Module 3 - Emotional blackmail and how to respond to it

 It’s all about practice!

The more your parents have been using emotional blackmail to get what they want from you the more manipulative and demanding they will be as they are growing old. 

OK, that was the bad news!

The good news is if you practice to be a good listener, first to yourself and to what really matters to you, the better.

Then next time they criticise you ask them to expand on their comments: "Mum, you often say that I don’t care for you and that is really unfair. Can you remember of a time I was there for you?"

Note: have in mind some instances as you may need to help her to remember them. But do it in a non-confrontational way. The idea here is not to challenge but to bring to mind your efforts.

Parents have had lots of time to learn how to 'blackmail' children because they were acting from a position of authority, as well as having their own emotional issues and limitations.

"Do as you are told because if you don’t..." "Are you listening to me?"  " I don't want to listen to you!"

Invariably as children we learnt to comply even when we didn't really understand what was going on, or else!

Then by the time we are adults we may still feel trapped even when we know all their tricks to get what they want from us. 

Yet, avoiding your parents altogether is unlikely to take away the guilt and resentment that you feel, even if they live far away from you or are no longer alive.

This in turn hold you back because it affects your self-confidence, your other relationships and other areas of our lives.

If only we had learnt how to listen to ourselves and really listen to one another we would be living a more harmonious world because everything starts at home.

Now that your parents are visibly growing old and frail but still using their manipulative trick, consider one of steps below to start with. 

Step 1# – Match what they are saying with their body language, as you would do when listening actively, and ask for clarification. For example, your father or mother are saying they are fine when they are clearly upset.

Put in your own words what you have heard and check to make sure is what has been said. The hard part of it is to avoid jumping into the usual defensive position because that blocks listening and triggers arguments.

Let’s pause for a minute: It may be the case that at some point in your life you had to learn to say no. At first it felt mean, but over time you became good at listening, thinking and deciding - yes or no - without feeling guilty.  

You may be even good at offering an alternative solution to a request. For example: "Dad I can’t make it on that day but what about…" or "So sorry, I have a commitment on that day but let's see how we could go about it."

Step 2# – Use your confidence to say no in other situations to let your parents know how they make you feel. "When you talk to me like that I feel…" or "It's very upsetting to hear you still criticise me as if I was a child."

That may surprise them because you would be bringing in to the open the impact of their words have on you.

Pause: when you talk try to be as calm as possible but without an inch of passivity.  This is because passivity tends to fuel the power of manipulators and passive-aggressive relationships.

Step 3# – don’t rely on your parents changing because they may not.

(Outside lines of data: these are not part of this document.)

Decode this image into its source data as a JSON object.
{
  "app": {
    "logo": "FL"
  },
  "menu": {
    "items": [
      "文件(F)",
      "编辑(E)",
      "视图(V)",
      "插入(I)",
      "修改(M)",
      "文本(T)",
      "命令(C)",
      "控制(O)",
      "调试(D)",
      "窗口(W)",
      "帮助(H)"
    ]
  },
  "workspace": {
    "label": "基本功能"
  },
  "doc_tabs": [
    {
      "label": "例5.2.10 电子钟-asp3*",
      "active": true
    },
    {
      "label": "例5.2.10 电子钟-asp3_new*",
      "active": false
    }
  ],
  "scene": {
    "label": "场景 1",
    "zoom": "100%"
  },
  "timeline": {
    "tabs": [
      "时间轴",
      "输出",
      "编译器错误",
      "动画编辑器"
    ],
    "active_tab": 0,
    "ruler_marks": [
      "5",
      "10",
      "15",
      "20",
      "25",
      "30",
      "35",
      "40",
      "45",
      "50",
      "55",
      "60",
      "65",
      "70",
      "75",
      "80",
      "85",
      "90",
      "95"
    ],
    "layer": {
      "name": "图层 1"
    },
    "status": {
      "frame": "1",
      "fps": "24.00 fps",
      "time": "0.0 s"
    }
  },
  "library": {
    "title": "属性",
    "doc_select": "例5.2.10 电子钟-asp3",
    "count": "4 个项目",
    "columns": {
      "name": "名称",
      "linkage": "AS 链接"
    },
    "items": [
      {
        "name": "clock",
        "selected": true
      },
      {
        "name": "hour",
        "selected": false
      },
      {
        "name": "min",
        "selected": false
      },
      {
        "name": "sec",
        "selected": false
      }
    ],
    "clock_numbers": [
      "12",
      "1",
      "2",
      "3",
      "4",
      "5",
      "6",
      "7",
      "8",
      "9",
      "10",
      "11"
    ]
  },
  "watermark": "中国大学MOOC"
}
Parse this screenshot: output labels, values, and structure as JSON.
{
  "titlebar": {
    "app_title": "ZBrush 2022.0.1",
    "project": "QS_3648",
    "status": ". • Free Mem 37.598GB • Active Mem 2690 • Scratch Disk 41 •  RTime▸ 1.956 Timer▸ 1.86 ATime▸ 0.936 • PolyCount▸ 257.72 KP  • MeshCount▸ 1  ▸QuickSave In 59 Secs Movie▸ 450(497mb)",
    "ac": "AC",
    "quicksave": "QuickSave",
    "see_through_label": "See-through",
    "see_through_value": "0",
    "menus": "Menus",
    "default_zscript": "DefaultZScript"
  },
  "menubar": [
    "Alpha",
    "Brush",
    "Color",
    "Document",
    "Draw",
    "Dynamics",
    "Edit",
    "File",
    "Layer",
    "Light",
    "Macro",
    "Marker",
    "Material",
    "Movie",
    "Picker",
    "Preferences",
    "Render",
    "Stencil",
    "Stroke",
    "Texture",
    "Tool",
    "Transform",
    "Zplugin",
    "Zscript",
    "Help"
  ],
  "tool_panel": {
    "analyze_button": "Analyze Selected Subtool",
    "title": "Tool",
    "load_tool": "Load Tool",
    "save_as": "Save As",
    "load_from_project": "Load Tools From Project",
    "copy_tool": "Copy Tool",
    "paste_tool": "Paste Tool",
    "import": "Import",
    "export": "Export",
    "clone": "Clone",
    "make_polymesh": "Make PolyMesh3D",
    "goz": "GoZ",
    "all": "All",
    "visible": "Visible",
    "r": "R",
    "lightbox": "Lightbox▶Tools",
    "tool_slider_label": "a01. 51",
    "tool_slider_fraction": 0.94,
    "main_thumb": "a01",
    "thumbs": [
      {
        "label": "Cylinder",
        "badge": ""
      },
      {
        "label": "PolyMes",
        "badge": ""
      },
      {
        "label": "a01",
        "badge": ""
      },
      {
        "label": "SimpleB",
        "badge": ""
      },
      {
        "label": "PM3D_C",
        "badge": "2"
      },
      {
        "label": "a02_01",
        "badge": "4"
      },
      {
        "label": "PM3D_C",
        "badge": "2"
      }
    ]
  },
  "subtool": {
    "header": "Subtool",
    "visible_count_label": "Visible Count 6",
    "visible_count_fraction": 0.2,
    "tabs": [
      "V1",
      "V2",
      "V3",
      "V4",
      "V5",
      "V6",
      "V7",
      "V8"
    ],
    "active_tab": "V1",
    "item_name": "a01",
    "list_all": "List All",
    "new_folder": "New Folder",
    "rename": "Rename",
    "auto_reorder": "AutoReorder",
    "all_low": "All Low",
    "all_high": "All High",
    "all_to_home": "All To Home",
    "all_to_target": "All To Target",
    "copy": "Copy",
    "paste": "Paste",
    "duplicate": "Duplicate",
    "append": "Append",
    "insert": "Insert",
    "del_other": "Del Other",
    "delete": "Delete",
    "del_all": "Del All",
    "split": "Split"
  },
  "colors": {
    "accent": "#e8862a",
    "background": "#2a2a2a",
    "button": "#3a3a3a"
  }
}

Instead use the power you have within you the change the way they make you feel.

OK, this is easier said than done. But by clearing the emotional roadblocks you will be able to cut through Suzan Forward's FOG (Fear, Obligation and Guilt) and find a clear path leading to the good things ahead of you.

Note: in the end it’s your reaction that gives the power to someone to manipulate you.  So act confidently not to push or be pushed around.

As Suzan says in her book: confident people don't need to push others around. 

She suggests "disconnect the obligation button" and keep on looking for "new responses for old feelings"

Takeaway: Even small changes in your reaction is a step towards being firm and fair in the way you would like to be treated. This in turn will clear the air and the space you need to get on with your own life.

In the next module I will introduce you to the 3 active elements for a life in bloom...
The Active Transformation Blueprint
​The 3-in-1 Active elements leading to good interaction:
Listening | Communication | Relating

​These are the combined elements with the power to transform your relationship with your parents.​

Book reference: Susan Forward (1998) Emotional Blackmail: When the People in Your Life Use Fear, Obligation, and Guilt to Manipulate You


Answers to some frequently asked questions:

My parents were too busy to be around when I was a child. So we don’t really have a close relationship.

Why do I often get frustrated when I talk to my mother?

What can I do to communicate with my mother in a different way?

Why your frustration with your parents can still keep you awake at night?

Add your own question or comment